By Dr. Becker
Most loving pet owners are intensely aware of how stressful vet visits can be for their four-legged family members. And when a pet must be left behind at the animal hospital for even a few hours, much less a few days or weeks, it can be traumatic.
Dogs and cats are very sensitive to unfamiliar smells, sights and sounds. Strange, potentially threatening noises are particularly distressing – especially for kitties. And this type of stress can affect an animal’s physiologic state.
So is there a way to make visits to the veterinary clinic less upsetting for our furry friends?
Dr. Narda Robinson, a leading authority on evidence-based approaches to complementary and alternative veterinary medicine (CAVM), writing for Veterinary Practice News, asks her fellow veterinarians, “Why not modify our clinic soundscapes to keep stress and anxiety to a minimum and reduce over-reliance on sedatives and other psychoactive agents?”
Dr. Robinson continues: “You can, today, shift the acoustic stimuli to which you expose your patients from stressful to supportive with safe and inexpensive, though carefully selected, music.”
Music as Medicine
In her VPN article, Dr. Robinson references several studies that suggest “music is medicine.”
A 2013 Cochrane review1 concludes that:
“Music listening may have a beneficial effect on preoperative anxiety.
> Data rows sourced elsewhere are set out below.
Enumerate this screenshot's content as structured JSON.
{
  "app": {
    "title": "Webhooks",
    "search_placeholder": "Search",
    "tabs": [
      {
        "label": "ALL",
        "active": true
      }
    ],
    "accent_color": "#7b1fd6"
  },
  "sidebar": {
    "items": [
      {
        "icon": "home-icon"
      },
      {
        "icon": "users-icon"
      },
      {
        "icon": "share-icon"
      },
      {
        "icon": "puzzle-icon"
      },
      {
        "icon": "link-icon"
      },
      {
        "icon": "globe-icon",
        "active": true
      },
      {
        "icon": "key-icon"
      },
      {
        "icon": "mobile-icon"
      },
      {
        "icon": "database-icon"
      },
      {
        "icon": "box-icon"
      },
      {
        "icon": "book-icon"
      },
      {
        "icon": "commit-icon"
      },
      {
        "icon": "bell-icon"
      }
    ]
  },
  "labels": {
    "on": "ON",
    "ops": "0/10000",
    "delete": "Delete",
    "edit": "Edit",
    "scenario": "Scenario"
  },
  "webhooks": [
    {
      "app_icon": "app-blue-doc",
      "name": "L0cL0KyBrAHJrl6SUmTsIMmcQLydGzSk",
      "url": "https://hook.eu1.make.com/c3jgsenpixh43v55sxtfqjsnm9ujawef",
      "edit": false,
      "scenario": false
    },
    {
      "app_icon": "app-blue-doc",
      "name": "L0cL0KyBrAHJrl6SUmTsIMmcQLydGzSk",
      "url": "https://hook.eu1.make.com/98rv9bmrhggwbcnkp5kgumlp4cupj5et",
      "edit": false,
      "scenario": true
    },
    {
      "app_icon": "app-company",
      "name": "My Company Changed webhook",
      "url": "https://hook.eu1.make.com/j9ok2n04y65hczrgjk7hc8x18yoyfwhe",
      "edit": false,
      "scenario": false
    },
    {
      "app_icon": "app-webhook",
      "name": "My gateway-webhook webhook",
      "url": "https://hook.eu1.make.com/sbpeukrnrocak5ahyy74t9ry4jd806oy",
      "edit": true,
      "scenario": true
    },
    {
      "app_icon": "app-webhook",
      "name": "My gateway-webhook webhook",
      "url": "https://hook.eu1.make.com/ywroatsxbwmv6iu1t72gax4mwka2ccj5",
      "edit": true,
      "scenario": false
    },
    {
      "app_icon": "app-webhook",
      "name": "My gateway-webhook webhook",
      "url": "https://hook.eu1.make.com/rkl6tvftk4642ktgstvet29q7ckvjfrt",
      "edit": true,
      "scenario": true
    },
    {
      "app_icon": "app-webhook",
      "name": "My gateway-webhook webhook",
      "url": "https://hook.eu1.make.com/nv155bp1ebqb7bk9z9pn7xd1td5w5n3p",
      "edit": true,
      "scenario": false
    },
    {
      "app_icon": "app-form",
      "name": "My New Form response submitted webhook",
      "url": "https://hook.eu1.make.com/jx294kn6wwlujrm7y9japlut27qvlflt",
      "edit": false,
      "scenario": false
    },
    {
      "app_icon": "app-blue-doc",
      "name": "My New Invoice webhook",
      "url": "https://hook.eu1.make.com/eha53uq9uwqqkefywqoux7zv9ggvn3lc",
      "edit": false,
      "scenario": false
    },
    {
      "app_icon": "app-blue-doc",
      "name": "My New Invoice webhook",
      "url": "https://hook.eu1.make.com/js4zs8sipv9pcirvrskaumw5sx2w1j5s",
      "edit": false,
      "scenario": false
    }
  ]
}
These findings are consistent with the findings of three other Cochrane systematic reviews on the use of music interventions for anxiety reduction in medical patients. Therefore, we conclude that music interventions may provide a viable alternative to sedatives and anti-anxiety drugs for reducing preoperative anxiety.”
According to Dr. Robinson, scientific studies point to the significant effects of sound on the nervous system, and the fact that noise in veterinary clinics can either help relieve or worsen pain control in animal patients.
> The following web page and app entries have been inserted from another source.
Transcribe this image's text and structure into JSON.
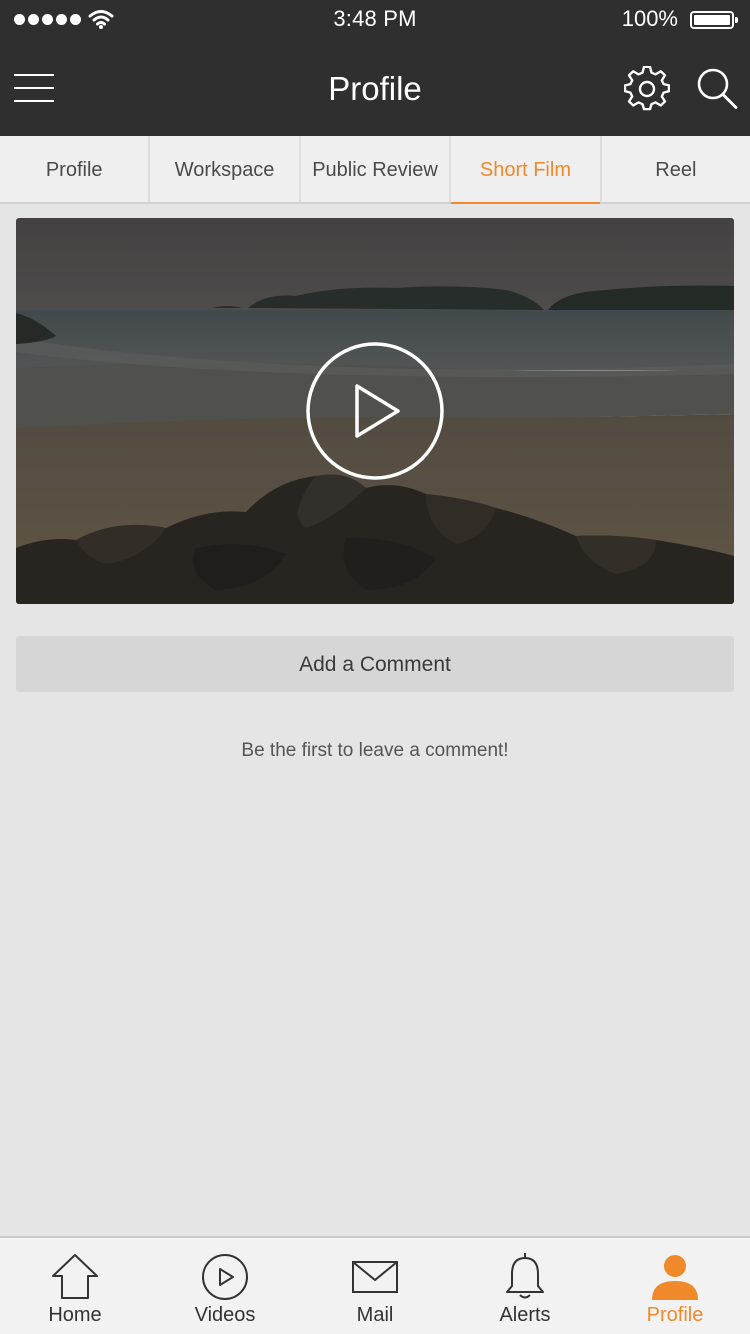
{
  "status_bar": {
    "time": "3:48 PM",
    "battery": "100%",
    "signal_icon": "signal-dots-icon",
    "wifi_icon": "wifi-icon",
    "battery_icon": "battery-icon"
  },
  "header": {
    "title": "Profile",
    "menu_icon": "hamburger-menu-icon",
    "settings_icon": "gear-icon",
    "search_icon": "search-icon"
  },
  "tabs": [
    {
      "label": "Profile",
      "active": false
    },
    {
      "label": "Workspace",
      "active": false
    },
    {
      "label": "Public Review",
      "active": false
    },
    {
      "label": "Short Film",
      "active": true
    },
    {
      "label": "Reel",
      "active": false
    }
  ],
  "video": {
    "play_icon": "play-circle-icon"
  },
  "comments": {
    "add_label": "Add a Comment",
    "empty_message": "Be the first to leave a comment!"
  },
  "bottom_nav": [
    {
      "label": "Home",
      "icon": "home-icon",
      "active": false
    },
    {
      "label": "Videos",
      "icon": "video-play-icon",
      "active": false
    },
    {
      "label": "Mail",
      "icon": "mail-icon",
      "active": false
    },
    {
      "label": "Alerts",
      "icon": "bell-icon",
      "active": false
    },
    {
      "label": "Profile",
      "icon": "person-icon",
      "active": true
    }
  ],
  "colors": {
    "accent": "#f0892a",
    "header_bg": "#2f2f2f",
    "page_bg": "#e5e5e5"
  }
}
A 2012 systematic review2 of music used as a complementary pain reliever in hospitalized humans found that not only did music have a positive effect on pain, it also decreased anxiety, muscle tension, and heart rate, and reduced the need for opioid pain medication.
The Right Music Can Improve a Pet’s Physical and Psychological Health
Research suggests that pets and humans respond to music in similar ways. A review paper published last year in Lab Animal3 evaluated the effect of music on animals in the areas of physiology, behavior and welfare.
According to researchers:
“Information about the potential benefits of music to animals suggests that providing music may be used as a means of improving the welfare of laboratory animals, such as through environmental enrichment, stress relief and behavioral modification.”
As you might guess, studies also suggest that calming music can have a beneficial effect on animals, while loud noise has a detrimental effect.
But music that promotes a healing response doesn’t have to be classical. Simple rhythms can have a profound impact on an animal’s nervous system by causing changes to heart and respiration rates, brain activity, and spinal cord activation. In fact, rhythmic auditory stimulation (RAS) has been shown to improve walking ability in people with acquired brain injury.4
Through its complex influence on the central and autonomic nervous system, music also has the ability to impact an animal’s metabolism and gastrointestinal motility.5
If you’d like to experiment with calming music for your pet at home, in your car, or just about anywhere you take him – Through a Dog's Ear has a variety of music for both dogs and cats.